» Assignment:
The answer must be an exact copy of the records, with no pictures in it.

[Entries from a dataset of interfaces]
= = = = = = =

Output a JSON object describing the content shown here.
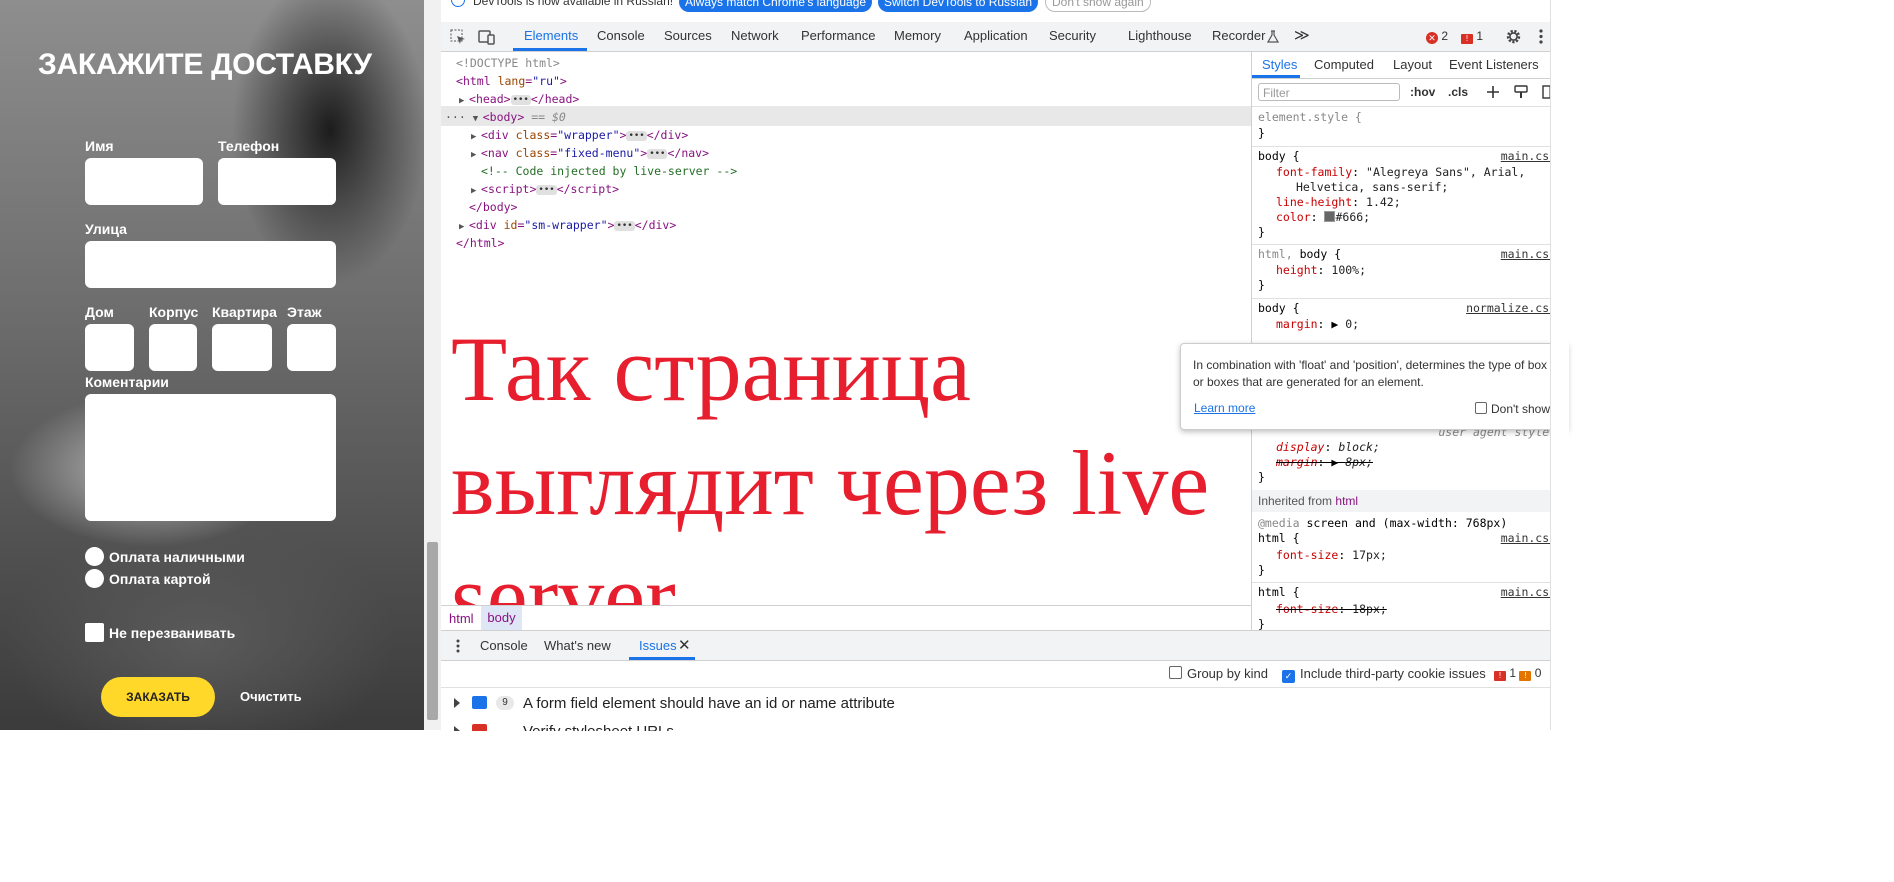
{
  "form": {
    "title": "ЗАКАЖИТЕ ДОСТАВКУ",
    "labels": {
      "name": "Имя",
      "phone": "Телефон",
      "street": "Улица",
      "house": "Дом",
      "building": "Корпус",
      "apartment": "Квартира",
      "floor": "Этаж",
      "comments": "Коментарии"
    },
    "payment_cash": "Оплата наличными",
    "payment_card": "Оплата картой",
    "no_callback": "Не перезванивать",
    "order_button": "ЗАКАЗАТЬ",
    "clear_button": "Очистить"
  },
  "devtools": {
    "infobar": {
      "message": "DevTools is now available in Russian!",
      "btn_match": "Always match Chrome's language",
      "btn_switch": "Switch DevTools to Russian",
      "btn_dont": "Don't show again"
    },
    "tabs": [
      "Elements",
      "Console",
      "Sources",
      "Network",
      "Performance",
      "Memory",
      "Application",
      "Security",
      "Lighthouse",
      "Recorder"
    ],
    "more": "≫",
    "errors": "2",
    "issues": "1",
    "dom": {
      "doctype": "<!DOCTYPE html>",
      "html_open_tag": "html",
      "html_lang_attr": "lang",
      "html_lang_val": "\"ru\"",
      "head": "head",
      "body": "body",
      "body_marker": "== $0",
      "div_wrapper_attr": "class",
      "div_wrapper_val": "\"wrapper\"",
      "nav_val": "\"fixed-menu\"",
      "comment": "<!-- Code injected by live-server -->",
      "script": "script",
      "body_close": "</body>",
      "div_sm_attr": "id",
      "div_sm_val": "\"sm-wrapper\"",
      "html_close": "</html>"
    },
    "overlay_text": "Так страница выглядит через live server",
    "breadcrumbs": [
      "html",
      "body"
    ],
    "styles": {
      "tabs": [
        "Styles",
        "Computed",
        "Layout",
        "Event Listeners"
      ],
      "filter_placeholder": "Filter",
      "hov": ":hov",
      "cls": ".cls",
      "element_style": "element.style {",
      "rule1_selector": "body {",
      "rule1_source": "main.css:",
      "rule1_p1": "font-family",
      "rule1_v1": "\"Alegreya Sans\", Arial,",
      "rule1_v1b": "Helvetica, sans-serif;",
      "rule1_p2": "line-height",
      "rule1_v2": "1.42;",
      "rule1_p3": "color",
      "rule1_v3": "#666;",
      "rule2_selector_a": "html,",
      "rule2_selector_b": "body {",
      "rule2_source": "main.css:",
      "rule2_p1": "height",
      "rule2_v1": "100%;",
      "rule3_selector": "body {",
      "rule3_source": "normalize.css:",
      "rule3_p1": "margin",
      "rule3_v1": "0;",
      "rule4_p1": "display",
      "rule4_v1": "block;",
      "rule4_p2": "margin",
      "rule4_v2": "8px;",
      "rule4_source": "user agent stylesh",
      "inherited_label": "Inherited from",
      "inherited_tag": "html",
      "media": "@media",
      "media_query": "screen and (max-width: 768px)",
      "rule5_selector": "html {",
      "rule5_source": "main.css:",
      "rule5_p1": "font-size",
      "rule5_v1": "17px;",
      "rule6_selector": "html {",
      "rule6_source": "main.css:",
      "rule6_p1": "font-size",
      "rule6_v1": "18px;"
    },
    "tooltip": {
      "text": "In combination with 'float' and 'position', determines the type of box or boxes that are generated for an element.",
      "learn_more": "Learn more",
      "dont_show": "Don't show"
    },
    "drawer": {
      "tabs": [
        "Console",
        "What's new",
        "Issues"
      ],
      "group_by_kind": "Group by kind",
      "include_third_party": "Include third-party cookie issues",
      "error_count": "1",
      "warning_count": "0",
      "issue1_count": "9",
      "issue1_text": "A form field element should have an id or name attribute",
      "issue2_text": "Verify stylesheet URLs"
    }
  }
}
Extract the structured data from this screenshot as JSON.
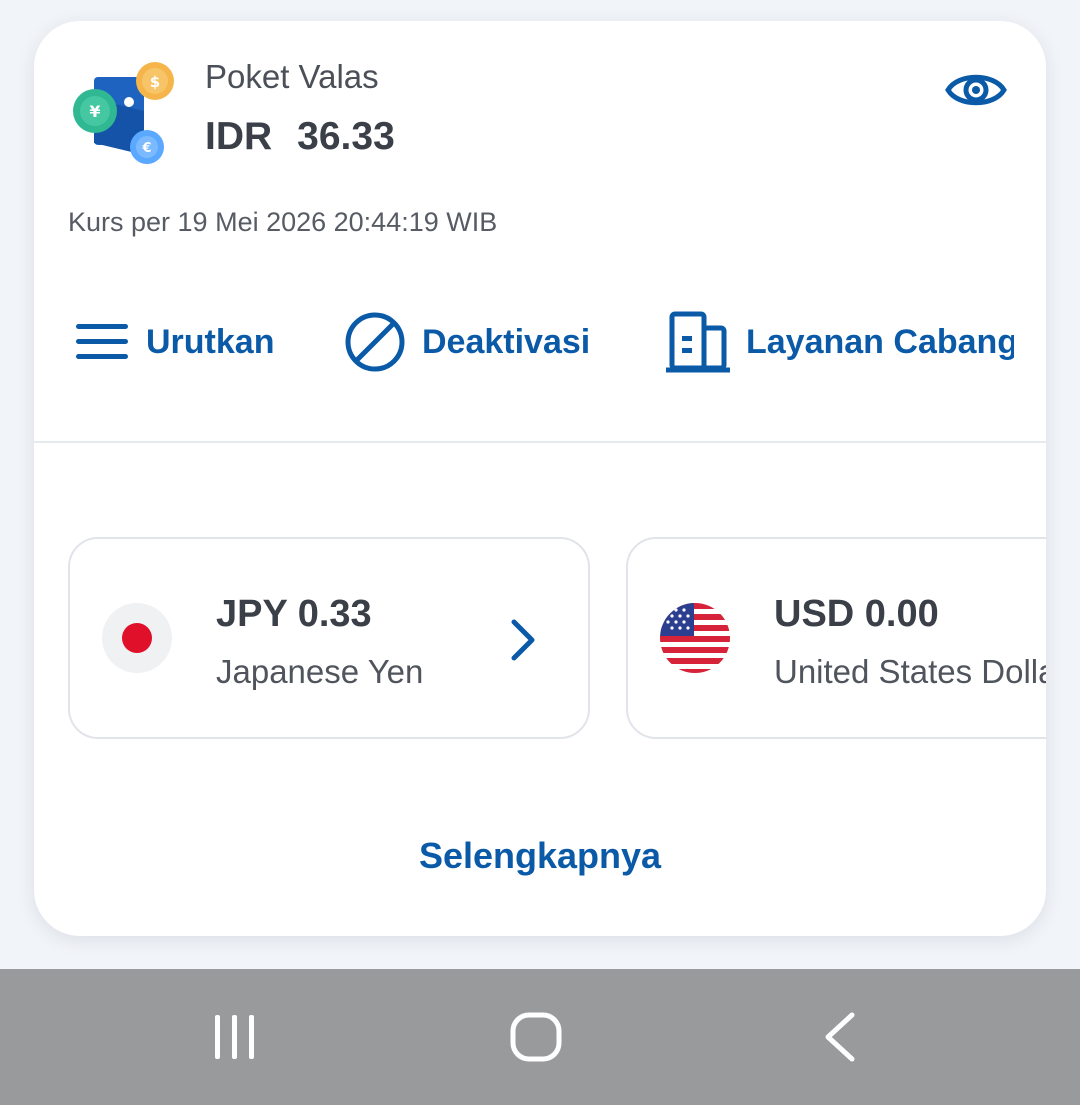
{
  "pocket": {
    "title": "Poket Valas",
    "currency": "IDR",
    "amount": "36.33",
    "rate_info": "Kurs per 19 Mei 2026 20:44:19 WIB"
  },
  "actions": {
    "sort": "Urutkan",
    "deactivate": "Deaktivasi",
    "branch": "Layanan Cabang"
  },
  "currencies": [
    {
      "amount": "JPY 0.33",
      "name": "Japanese Yen"
    },
    {
      "amount": "USD 0.00",
      "name": "United States Dollar"
    }
  ],
  "more_label": "Selengkapnya",
  "colors": {
    "accent": "#0a5aa8",
    "text_dark": "#3a3f48",
    "navbar": "#999a9c"
  }
}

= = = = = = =

» Exercise result:
Output a JSON object describing the content shown here.
{
  "form": {
    "title": "ЗАКАЖИТЕ ДОСТАВКУ",
    "labels": {
      "name": "Имя",
      "phone": "Телефон",
      "street": "Улица",
      "house": "Дом",
      "building": "Корпус",
      "apartment": "Квартира",
      "floor": "Этаж",
      "comments": "Коментарии"
    },
    "payment_cash": "Оплата наличными",
    "payment_card": "Оплата картой",
    "no_callback": "Не перезванивать",
    "order_button": "ЗАКАЗАТЬ",
    "clear_button": "Очистить"
  },
  "devtools": {
    "infobar": {
      "message": "DevTools is now available in Russian!",
      "btn_match": "Always match Chrome's language",
      "btn_switch": "Switch DevTools to Russian",
      "btn_dont": "Don't show again"
    },
    "tabs": [
      "Elements",
      "Console",
      "Sources",
      "Network",
      "Performance",
      "Memory",
      "Application",
      "Security",
      "Lighthouse",
      "Recorder"
    ],
    "more": "≫",
    "errors": "2",
    "issues": "1",
    "dom": {
      "doctype": "<!DOCTYPE html>",
      "html_open_tag": "html",
      "html_lang_attr": "lang",
      "html_lang_val": "\"ru\"",
      "head": "head",
      "body": "body",
      "body_marker": "== $0",
      "div_wrapper_attr": "class",
      "div_wrapper_val": "\"wrapper\"",
      "nav_val": "\"fixed-menu\"",
      "comment": "<!-- Code injected by live-server -->",
      "script": "script",
      "body_close": "</body>",
      "div_sm_attr": "id",
      "div_sm_val": "\"sm-wrapper\"",
      "html_close": "</html>"
    },
    "overlay_text": "Так страница выглядит через live server",
    "breadcrumbs": [
      "html",
      "body"
    ],
    "styles": {
      "tabs": [
        "Styles",
        "Computed",
        "Layout",
        "Event Listeners"
      ],
      "filter_placeholder": "Filter",
      "hov": ":hov",
      "cls": ".cls",
      "element_style": "element.style {",
      "rule1_selector": "body {",
      "rule1_source": "main.css:",
      "rule1_p1": "font-family",
      "rule1_v1": "\"Alegreya Sans\", Arial,",
      "rule1_v1b": "Helvetica, sans-serif;",
      "rule1_p2": "line-height",
      "rule1_v2": "1.42;",
      "rule1_p3": "color",
      "rule1_v3": "#666;",
      "rule2_selector_a": "html,",
      "rule2_selector_b": "body {",
      "rule2_source": "main.css:",
      "rule2_p1": "height",
      "rule2_v1": "100%;",
      "rule3_selector": "body {",
      "rule3_source": "normalize.css:",
      "rule3_p1": "margin",
      "rule3_v1": "0;",
      "rule4_p1": "display",
      "rule4_v1": "block;",
      "rule4_p2": "margin",
      "rule4_v2": "8px;",
      "rule4_source": "user agent stylesh",
      "inherited_label": "Inherited from",
      "inherited_tag": "html",
      "media": "@media",
      "media_query": "screen and (max-width: 768px)",
      "rule5_selector": "html {",
      "rule5_source": "main.css:",
      "rule5_p1": "font-size",
      "rule5_v1": "17px;",
      "rule6_selector": "html {",
      "rule6_source": "main.css:",
      "rule6_p1": "font-size",
      "rule6_v1": "18px;"
    },
    "tooltip": {
      "text": "In combination with 'float' and 'position', determines the type of box or boxes that are generated for an element.",
      "learn_more": "Learn more",
      "dont_show": "Don't show"
    },
    "drawer": {
      "tabs": [
        "Console",
        "What's new",
        "Issues"
      ],
      "group_by_kind": "Group by kind",
      "include_third_party": "Include third-party cookie issues",
      "error_count": "1",
      "warning_count": "0",
      "issue1_count": "9",
      "issue1_text": "A form field element should have an id or name attribute",
      "issue2_text": "Verify stylesheet URLs"
    }
  }
}
Extract the structured data from this screenshot as JSON.
{
  "pocket": {
    "title": "Poket Valas",
    "currency": "IDR",
    "amount": "36.33",
    "rate_info": "Kurs per 19 Mei 2026 20:44:19 WIB"
  },
  "actions": {
    "sort": "Urutkan",
    "deactivate": "Deaktivasi",
    "branch": "Layanan Cabang"
  },
  "currencies": [
    {
      "amount": "JPY 0.33",
      "name": "Japanese Yen"
    },
    {
      "amount": "USD 0.00",
      "name": "United States Dollar"
    }
  ],
  "more_label": "Selengkapnya",
  "colors": {
    "accent": "#0a5aa8",
    "text_dark": "#3a3f48",
    "navbar": "#999a9c"
  }
}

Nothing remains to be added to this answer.